*** Opening Exercise data ***

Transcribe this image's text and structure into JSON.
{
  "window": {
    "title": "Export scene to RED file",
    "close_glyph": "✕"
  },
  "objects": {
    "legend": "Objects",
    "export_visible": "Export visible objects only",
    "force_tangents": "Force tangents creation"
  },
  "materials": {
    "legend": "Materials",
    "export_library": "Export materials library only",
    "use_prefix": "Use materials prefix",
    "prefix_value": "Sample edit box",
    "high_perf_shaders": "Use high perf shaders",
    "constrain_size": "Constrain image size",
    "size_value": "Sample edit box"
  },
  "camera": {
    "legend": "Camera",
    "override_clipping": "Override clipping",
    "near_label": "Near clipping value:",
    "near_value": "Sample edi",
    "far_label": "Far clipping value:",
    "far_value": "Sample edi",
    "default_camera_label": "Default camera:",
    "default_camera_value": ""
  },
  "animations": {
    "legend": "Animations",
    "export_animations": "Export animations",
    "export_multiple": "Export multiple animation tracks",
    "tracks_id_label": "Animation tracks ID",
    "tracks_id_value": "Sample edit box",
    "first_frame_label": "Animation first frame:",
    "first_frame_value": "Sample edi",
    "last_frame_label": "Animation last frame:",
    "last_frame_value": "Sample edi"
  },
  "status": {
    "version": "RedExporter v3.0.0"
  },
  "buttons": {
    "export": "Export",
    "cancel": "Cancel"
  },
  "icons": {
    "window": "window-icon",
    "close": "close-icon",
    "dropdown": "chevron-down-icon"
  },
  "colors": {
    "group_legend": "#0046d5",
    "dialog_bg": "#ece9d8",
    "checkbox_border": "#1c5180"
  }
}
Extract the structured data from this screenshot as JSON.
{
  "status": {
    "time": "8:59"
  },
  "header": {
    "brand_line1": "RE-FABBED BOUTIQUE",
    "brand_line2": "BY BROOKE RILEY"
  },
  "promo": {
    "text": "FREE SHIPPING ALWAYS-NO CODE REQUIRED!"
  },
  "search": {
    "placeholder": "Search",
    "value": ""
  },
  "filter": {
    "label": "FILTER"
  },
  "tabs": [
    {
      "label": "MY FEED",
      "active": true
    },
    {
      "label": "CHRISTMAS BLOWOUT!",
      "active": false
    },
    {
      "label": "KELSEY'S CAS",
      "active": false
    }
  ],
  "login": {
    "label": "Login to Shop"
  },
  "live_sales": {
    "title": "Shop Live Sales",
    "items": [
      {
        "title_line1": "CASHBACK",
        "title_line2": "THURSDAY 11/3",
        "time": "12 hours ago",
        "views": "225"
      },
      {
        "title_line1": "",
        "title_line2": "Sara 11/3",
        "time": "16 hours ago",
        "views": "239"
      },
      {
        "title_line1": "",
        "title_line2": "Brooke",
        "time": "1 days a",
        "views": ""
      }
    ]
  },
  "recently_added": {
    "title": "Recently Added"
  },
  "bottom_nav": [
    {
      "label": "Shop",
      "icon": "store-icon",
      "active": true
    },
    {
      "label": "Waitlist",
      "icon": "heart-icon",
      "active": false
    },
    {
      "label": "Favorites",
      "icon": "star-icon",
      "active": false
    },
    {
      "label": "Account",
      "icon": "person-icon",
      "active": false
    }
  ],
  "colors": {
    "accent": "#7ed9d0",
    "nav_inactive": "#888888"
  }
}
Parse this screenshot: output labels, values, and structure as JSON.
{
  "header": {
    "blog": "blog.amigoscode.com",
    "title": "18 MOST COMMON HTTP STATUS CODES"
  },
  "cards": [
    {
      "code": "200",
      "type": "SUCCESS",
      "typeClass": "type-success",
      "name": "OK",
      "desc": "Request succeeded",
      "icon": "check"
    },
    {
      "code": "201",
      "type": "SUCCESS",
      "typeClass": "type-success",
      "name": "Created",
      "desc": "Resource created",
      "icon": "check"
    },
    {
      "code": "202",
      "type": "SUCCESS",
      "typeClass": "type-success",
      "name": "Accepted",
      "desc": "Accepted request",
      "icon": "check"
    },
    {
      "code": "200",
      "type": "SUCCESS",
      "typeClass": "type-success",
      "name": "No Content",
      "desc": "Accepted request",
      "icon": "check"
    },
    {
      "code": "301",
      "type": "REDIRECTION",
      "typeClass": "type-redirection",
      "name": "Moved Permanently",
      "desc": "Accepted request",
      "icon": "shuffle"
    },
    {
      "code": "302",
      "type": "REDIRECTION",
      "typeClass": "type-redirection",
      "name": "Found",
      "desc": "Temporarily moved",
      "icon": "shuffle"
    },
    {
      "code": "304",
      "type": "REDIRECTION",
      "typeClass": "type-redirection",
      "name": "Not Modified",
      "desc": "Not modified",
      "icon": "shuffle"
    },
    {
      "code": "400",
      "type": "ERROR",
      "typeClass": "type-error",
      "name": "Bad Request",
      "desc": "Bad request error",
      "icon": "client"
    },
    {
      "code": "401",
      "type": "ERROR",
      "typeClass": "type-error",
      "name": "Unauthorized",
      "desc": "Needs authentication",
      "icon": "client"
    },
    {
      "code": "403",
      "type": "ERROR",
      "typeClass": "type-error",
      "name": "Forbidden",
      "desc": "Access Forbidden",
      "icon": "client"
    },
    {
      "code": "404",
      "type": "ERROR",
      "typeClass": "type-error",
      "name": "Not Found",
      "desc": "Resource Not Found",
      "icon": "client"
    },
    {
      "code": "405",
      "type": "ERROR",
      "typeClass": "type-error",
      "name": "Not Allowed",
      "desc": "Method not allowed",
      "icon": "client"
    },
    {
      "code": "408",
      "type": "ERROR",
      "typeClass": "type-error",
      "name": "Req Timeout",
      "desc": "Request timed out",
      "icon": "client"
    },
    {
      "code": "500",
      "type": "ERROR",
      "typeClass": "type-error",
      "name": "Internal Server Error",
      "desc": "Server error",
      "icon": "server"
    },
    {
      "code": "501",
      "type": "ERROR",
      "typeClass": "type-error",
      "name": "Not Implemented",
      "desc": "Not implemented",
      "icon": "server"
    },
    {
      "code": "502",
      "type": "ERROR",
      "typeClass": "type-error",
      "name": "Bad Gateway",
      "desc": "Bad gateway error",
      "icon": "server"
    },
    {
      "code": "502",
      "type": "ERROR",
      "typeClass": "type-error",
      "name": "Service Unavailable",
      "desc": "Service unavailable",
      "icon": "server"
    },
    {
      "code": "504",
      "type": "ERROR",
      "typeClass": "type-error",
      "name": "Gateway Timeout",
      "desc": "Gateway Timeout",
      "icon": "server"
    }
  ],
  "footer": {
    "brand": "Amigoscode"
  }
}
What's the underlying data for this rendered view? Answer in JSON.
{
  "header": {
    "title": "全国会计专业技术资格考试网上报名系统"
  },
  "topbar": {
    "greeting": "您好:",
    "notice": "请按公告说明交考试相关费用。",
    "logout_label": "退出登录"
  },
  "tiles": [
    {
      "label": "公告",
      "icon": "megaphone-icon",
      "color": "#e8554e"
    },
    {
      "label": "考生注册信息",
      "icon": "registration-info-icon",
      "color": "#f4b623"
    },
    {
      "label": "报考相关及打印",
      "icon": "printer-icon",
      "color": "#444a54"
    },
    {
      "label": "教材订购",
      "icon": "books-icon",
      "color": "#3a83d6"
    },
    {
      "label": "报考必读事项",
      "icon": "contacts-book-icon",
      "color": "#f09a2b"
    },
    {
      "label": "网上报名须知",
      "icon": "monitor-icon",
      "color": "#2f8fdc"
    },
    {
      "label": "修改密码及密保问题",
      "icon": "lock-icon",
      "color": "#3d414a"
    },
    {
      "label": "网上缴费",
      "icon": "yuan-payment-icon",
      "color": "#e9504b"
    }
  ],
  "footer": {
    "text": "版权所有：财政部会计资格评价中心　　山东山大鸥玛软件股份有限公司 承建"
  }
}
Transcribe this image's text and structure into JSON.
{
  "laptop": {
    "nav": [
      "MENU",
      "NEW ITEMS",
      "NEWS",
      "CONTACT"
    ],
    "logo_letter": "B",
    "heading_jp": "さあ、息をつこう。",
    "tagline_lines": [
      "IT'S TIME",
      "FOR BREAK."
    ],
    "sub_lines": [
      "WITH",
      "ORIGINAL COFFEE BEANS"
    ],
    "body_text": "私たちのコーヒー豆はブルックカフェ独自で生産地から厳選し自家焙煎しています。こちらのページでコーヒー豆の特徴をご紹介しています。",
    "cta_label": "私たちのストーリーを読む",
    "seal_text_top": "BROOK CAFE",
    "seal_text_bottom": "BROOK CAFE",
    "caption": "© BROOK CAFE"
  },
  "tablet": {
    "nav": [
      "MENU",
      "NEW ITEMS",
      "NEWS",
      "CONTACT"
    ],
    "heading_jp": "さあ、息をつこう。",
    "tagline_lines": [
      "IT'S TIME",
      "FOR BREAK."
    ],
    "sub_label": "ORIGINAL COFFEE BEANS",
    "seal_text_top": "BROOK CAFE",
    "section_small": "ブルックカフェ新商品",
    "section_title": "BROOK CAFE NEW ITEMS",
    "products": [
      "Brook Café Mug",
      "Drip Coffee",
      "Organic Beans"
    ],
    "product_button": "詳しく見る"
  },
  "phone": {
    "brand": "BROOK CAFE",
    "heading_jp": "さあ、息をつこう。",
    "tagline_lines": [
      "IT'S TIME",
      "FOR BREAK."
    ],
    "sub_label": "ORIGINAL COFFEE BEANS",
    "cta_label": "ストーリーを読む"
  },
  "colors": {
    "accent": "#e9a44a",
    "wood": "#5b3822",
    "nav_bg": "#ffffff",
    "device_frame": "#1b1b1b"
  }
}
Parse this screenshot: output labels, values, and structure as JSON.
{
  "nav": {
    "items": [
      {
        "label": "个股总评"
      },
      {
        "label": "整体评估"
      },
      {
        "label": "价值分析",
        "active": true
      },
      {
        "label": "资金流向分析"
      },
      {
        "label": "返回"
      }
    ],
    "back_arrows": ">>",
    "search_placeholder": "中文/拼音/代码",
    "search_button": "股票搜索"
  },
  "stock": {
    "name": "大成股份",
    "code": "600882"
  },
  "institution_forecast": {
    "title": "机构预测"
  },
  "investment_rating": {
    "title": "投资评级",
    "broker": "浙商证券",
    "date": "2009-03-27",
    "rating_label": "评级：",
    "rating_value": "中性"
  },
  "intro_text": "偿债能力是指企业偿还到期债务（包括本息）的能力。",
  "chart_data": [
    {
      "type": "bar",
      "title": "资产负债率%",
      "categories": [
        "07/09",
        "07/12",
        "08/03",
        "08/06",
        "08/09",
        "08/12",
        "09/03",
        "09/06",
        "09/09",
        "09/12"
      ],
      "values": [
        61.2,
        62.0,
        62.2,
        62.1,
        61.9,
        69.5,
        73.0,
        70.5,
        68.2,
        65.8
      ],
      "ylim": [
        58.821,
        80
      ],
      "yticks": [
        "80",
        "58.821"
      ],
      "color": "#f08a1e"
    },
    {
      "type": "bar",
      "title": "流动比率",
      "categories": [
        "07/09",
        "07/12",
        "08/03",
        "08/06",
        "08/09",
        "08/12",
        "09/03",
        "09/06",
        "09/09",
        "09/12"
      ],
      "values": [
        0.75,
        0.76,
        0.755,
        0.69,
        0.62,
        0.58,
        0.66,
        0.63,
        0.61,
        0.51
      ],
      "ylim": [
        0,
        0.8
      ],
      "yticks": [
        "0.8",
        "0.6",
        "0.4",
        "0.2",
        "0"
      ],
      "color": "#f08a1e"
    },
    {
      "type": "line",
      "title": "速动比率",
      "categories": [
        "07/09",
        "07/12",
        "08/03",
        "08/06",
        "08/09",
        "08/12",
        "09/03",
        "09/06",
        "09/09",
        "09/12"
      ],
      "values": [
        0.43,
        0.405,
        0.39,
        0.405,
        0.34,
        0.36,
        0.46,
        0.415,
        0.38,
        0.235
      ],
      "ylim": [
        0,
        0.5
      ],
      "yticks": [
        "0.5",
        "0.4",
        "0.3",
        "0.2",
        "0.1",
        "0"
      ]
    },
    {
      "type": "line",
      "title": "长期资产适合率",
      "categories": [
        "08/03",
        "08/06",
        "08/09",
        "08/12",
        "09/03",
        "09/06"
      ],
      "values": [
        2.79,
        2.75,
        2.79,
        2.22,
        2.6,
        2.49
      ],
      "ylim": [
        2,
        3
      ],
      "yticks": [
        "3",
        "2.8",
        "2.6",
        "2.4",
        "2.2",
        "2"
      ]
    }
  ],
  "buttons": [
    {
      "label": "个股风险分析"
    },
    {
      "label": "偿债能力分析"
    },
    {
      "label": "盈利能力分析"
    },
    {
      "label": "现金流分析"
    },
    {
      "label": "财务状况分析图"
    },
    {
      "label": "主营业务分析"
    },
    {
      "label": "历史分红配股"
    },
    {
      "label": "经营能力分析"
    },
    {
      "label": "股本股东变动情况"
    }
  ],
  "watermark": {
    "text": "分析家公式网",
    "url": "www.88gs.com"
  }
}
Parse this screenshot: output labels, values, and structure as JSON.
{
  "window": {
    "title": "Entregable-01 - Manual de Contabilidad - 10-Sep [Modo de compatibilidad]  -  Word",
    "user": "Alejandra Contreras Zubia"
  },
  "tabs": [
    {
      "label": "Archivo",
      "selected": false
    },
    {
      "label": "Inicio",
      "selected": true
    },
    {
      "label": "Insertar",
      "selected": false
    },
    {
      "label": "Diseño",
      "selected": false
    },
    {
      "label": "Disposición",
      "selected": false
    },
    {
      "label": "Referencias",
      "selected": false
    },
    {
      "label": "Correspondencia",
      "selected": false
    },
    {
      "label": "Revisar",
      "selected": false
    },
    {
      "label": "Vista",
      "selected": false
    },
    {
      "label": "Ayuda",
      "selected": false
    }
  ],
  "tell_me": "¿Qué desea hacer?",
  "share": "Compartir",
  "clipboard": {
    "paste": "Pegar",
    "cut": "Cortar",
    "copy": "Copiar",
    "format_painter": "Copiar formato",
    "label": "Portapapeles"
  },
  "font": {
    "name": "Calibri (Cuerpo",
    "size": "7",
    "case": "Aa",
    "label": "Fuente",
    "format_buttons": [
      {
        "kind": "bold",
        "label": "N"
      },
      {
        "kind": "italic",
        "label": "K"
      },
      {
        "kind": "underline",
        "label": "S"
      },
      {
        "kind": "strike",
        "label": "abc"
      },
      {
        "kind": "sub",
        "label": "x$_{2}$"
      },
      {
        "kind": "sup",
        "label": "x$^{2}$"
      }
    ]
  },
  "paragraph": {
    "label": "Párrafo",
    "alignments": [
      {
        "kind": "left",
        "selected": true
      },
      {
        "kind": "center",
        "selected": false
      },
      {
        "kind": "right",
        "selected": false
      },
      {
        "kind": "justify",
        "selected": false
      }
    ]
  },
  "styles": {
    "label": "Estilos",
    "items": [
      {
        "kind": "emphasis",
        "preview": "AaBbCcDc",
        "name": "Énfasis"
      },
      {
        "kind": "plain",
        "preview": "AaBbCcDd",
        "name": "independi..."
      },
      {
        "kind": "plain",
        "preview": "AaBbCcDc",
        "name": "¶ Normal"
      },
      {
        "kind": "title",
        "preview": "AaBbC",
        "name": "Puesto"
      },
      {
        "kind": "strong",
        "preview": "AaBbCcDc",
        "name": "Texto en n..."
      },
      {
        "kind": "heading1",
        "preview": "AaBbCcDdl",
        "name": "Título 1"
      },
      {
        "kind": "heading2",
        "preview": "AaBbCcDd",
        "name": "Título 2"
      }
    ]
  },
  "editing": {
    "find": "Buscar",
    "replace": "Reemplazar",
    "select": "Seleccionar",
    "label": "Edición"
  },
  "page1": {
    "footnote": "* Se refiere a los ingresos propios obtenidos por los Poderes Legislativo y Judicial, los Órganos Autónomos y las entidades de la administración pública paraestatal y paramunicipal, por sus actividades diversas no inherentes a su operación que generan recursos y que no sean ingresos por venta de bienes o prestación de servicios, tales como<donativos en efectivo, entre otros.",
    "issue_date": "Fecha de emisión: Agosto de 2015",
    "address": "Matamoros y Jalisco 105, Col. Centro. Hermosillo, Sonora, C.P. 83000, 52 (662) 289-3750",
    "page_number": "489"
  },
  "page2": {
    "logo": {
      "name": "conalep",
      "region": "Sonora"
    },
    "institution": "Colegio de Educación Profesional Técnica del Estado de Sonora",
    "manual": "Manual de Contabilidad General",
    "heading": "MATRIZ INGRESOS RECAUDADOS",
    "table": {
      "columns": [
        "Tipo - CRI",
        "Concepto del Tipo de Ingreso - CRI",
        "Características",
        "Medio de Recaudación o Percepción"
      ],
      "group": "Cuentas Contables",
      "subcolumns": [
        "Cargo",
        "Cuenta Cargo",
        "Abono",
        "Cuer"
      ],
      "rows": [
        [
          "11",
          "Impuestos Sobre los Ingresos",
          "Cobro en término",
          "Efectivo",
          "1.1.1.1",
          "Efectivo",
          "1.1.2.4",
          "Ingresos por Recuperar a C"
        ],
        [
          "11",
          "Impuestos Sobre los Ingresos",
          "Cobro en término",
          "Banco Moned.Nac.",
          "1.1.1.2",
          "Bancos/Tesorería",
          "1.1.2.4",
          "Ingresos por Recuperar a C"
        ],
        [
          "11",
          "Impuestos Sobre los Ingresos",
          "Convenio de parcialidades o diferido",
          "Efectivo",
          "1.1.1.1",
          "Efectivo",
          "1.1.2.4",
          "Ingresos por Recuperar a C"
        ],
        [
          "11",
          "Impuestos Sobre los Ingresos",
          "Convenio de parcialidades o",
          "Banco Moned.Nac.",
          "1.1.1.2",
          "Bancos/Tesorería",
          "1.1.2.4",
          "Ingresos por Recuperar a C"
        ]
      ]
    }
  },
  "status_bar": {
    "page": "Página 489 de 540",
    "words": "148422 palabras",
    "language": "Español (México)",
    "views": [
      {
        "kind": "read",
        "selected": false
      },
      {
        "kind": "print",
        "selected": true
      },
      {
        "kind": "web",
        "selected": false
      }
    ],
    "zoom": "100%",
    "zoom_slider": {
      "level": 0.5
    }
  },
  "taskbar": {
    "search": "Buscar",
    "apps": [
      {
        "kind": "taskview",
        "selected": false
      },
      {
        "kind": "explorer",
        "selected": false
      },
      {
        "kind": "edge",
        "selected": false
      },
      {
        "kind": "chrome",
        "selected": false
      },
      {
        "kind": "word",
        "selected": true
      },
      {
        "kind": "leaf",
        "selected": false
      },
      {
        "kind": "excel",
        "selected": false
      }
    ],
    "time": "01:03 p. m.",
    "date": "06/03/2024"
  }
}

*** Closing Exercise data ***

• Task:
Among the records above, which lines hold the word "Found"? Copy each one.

• Task result:
      "name": "Found",
      "name": "Not Found",
      "desc": "Resource Not Found",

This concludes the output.